How to complete this task: Please return every record exactly, with no pictures included.

Dataset records: Begin

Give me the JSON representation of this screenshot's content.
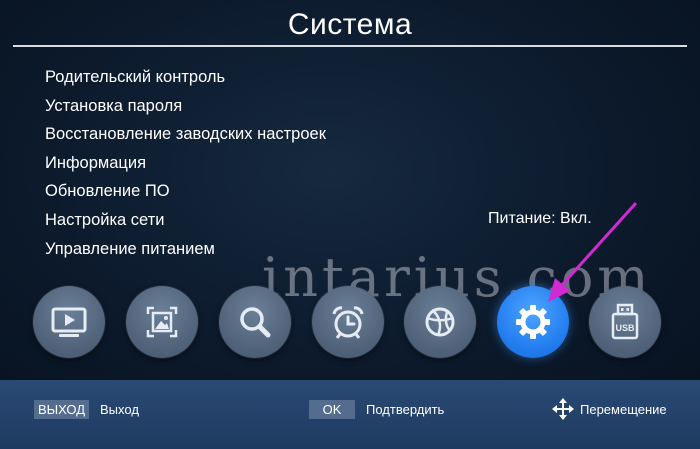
{
  "header": {
    "title": "Система"
  },
  "menu": {
    "items": [
      {
        "label": "Родительский контроль"
      },
      {
        "label": "Установка пароля"
      },
      {
        "label": "Восстановление заводских настроек"
      },
      {
        "label": "Информация"
      },
      {
        "label": "Обновление ПО"
      },
      {
        "label": "Настройка сети"
      },
      {
        "label": "Управление питанием"
      }
    ]
  },
  "status": {
    "power": "Питание: Вкл."
  },
  "watermark": {
    "text": "intarius.com"
  },
  "icon_bar": {
    "items": [
      {
        "icon": "tv-icon"
      },
      {
        "icon": "picture-icon"
      },
      {
        "icon": "search-icon"
      },
      {
        "icon": "alarm-clock-icon"
      },
      {
        "icon": "globe-icon"
      },
      {
        "icon": "gear-icon",
        "selected": true
      },
      {
        "icon": "usb-icon",
        "text": "USB"
      }
    ]
  },
  "footer": {
    "exit_key": "ВЫХОД",
    "exit_label": "Выход",
    "ok_key": "OK",
    "ok_label": "Подтвердить",
    "move_label": "Перемещение"
  },
  "colors": {
    "background": "#0c1a2c",
    "footer": "#1e3a60",
    "icon_idle": "#52657c",
    "icon_active": "#2580f0",
    "arrow": "#d22ad2"
  }
}
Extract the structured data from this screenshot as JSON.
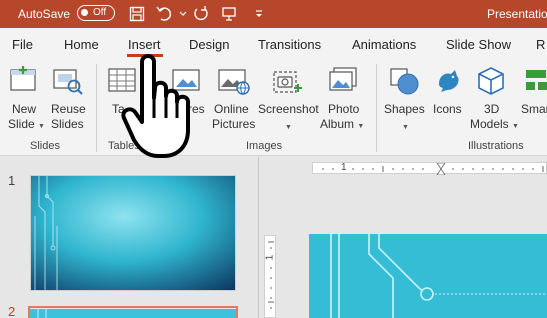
{
  "titlebar": {
    "autosave_label": "AutoSave",
    "autosave_state": "Off",
    "document_title": "Presentatio",
    "background_color": "#b7472a"
  },
  "tabs": [
    {
      "label": "File"
    },
    {
      "label": "Home"
    },
    {
      "label": "Insert",
      "active": true
    },
    {
      "label": "Design"
    },
    {
      "label": "Transitions"
    },
    {
      "label": "Animations"
    },
    {
      "label": "Slide Show"
    },
    {
      "label": "R"
    }
  ],
  "ribbon": {
    "new_slide": {
      "line1": "New",
      "line2": "Slide"
    },
    "reuse_slides": {
      "line1": "Reuse",
      "line2": "Slides"
    },
    "table": {
      "line1": "Ta"
    },
    "pictures": {
      "line1": "res"
    },
    "online_pictures": {
      "line1": "Online",
      "line2": "Pictures"
    },
    "screenshot": {
      "line1": "Screenshot"
    },
    "photo_album": {
      "line1": "Photo",
      "line2": "Album"
    },
    "shapes": {
      "line1": "Shapes"
    },
    "icons": {
      "line1": "Icons"
    },
    "models_3d": {
      "line1": "3D",
      "line2": "Models"
    },
    "smartart": {
      "line1": "Smar"
    },
    "groups": {
      "slides": "Slides",
      "tables": "Tables",
      "images": "Images",
      "illustrations": "Illustrations"
    }
  },
  "slides_panel": {
    "slide1_number": "1",
    "slide2_number": "2"
  },
  "ruler": {
    "h_mark": "1",
    "v_mark": "1"
  },
  "colors": {
    "accent": "#c43e1c",
    "slide_cyan": "#2fb5cf"
  },
  "overlay": {
    "cursor": "hand-pointer-icon"
  }
}
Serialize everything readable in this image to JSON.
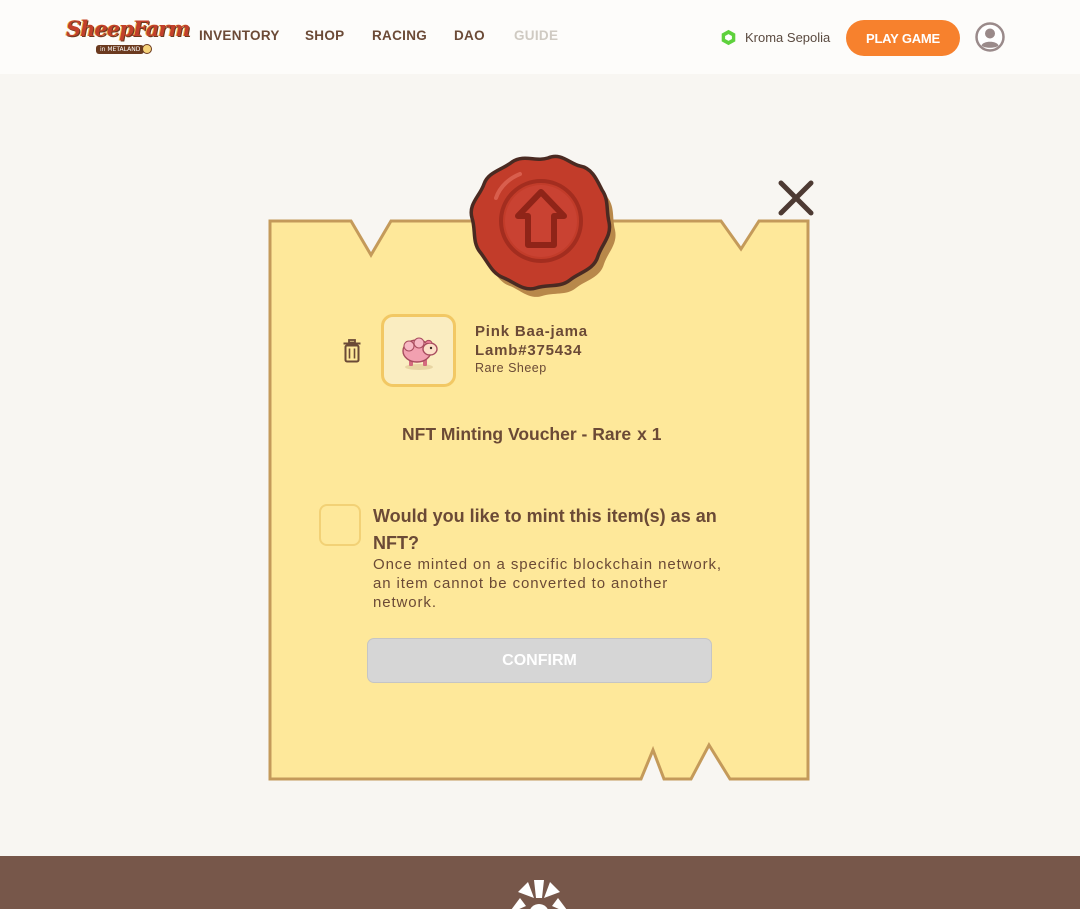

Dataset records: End

Answer space:
Give me the JSON representation of this screenshot's content.
{
  "header": {
    "title": "Система"
  },
  "menu": {
    "items": [
      {
        "label": "Родительский контроль"
      },
      {
        "label": "Установка пароля"
      },
      {
        "label": "Восстановление заводских настроек"
      },
      {
        "label": "Информация"
      },
      {
        "label": "Обновление ПО"
      },
      {
        "label": "Настройка сети"
      },
      {
        "label": "Управление питанием"
      }
    ]
  },
  "status": {
    "power": "Питание: Вкл."
  },
  "watermark": {
    "text": "intarius.com"
  },
  "icon_bar": {
    "items": [
      {
        "icon": "tv-icon"
      },
      {
        "icon": "picture-icon"
      },
      {
        "icon": "search-icon"
      },
      {
        "icon": "alarm-clock-icon"
      },
      {
        "icon": "globe-icon"
      },
      {
        "icon": "gear-icon",
        "selected": true
      },
      {
        "icon": "usb-icon",
        "text": "USB"
      }
    ]
  },
  "footer": {
    "exit_key": "ВЫХОД",
    "exit_label": "Выход",
    "ok_key": "OK",
    "ok_label": "Подтвердить",
    "move_label": "Перемещение"
  },
  "colors": {
    "background": "#0c1a2c",
    "footer": "#1e3a60",
    "icon_idle": "#52657c",
    "icon_active": "#2580f0",
    "arrow": "#d22ad2"
  }
}
Extract the structured data from this screenshot as JSON.
{
  "titlebar": {
    "autosave_label": "AutoSave",
    "autosave_state": "Off",
    "document_title": "Presentatio",
    "background_color": "#b7472a"
  },
  "tabs": [
    {
      "label": "File"
    },
    {
      "label": "Home"
    },
    {
      "label": "Insert",
      "active": true
    },
    {
      "label": "Design"
    },
    {
      "label": "Transitions"
    },
    {
      "label": "Animations"
    },
    {
      "label": "Slide Show"
    },
    {
      "label": "R"
    }
  ],
  "ribbon": {
    "new_slide": {
      "line1": "New",
      "line2": "Slide"
    },
    "reuse_slides": {
      "line1": "Reuse",
      "line2": "Slides"
    },
    "table": {
      "line1": "Ta"
    },
    "pictures": {
      "line1": "res"
    },
    "online_pictures": {
      "line1": "Online",
      "line2": "Pictures"
    },
    "screenshot": {
      "line1": "Screenshot"
    },
    "photo_album": {
      "line1": "Photo",
      "line2": "Album"
    },
    "shapes": {
      "line1": "Shapes"
    },
    "icons": {
      "line1": "Icons"
    },
    "models_3d": {
      "line1": "3D",
      "line2": "Models"
    },
    "smartart": {
      "line1": "Smar"
    },
    "groups": {
      "slides": "Slides",
      "tables": "Tables",
      "images": "Images",
      "illustrations": "Illustrations"
    }
  },
  "slides_panel": {
    "slide1_number": "1",
    "slide2_number": "2"
  },
  "ruler": {
    "h_mark": "1",
    "v_mark": "1"
  },
  "colors": {
    "accent": "#c43e1c",
    "slide_cyan": "#2fb5cf"
  },
  "overlay": {
    "cursor": "hand-pointer-icon"
  }
}
Serialize everything readable in this image to JSON.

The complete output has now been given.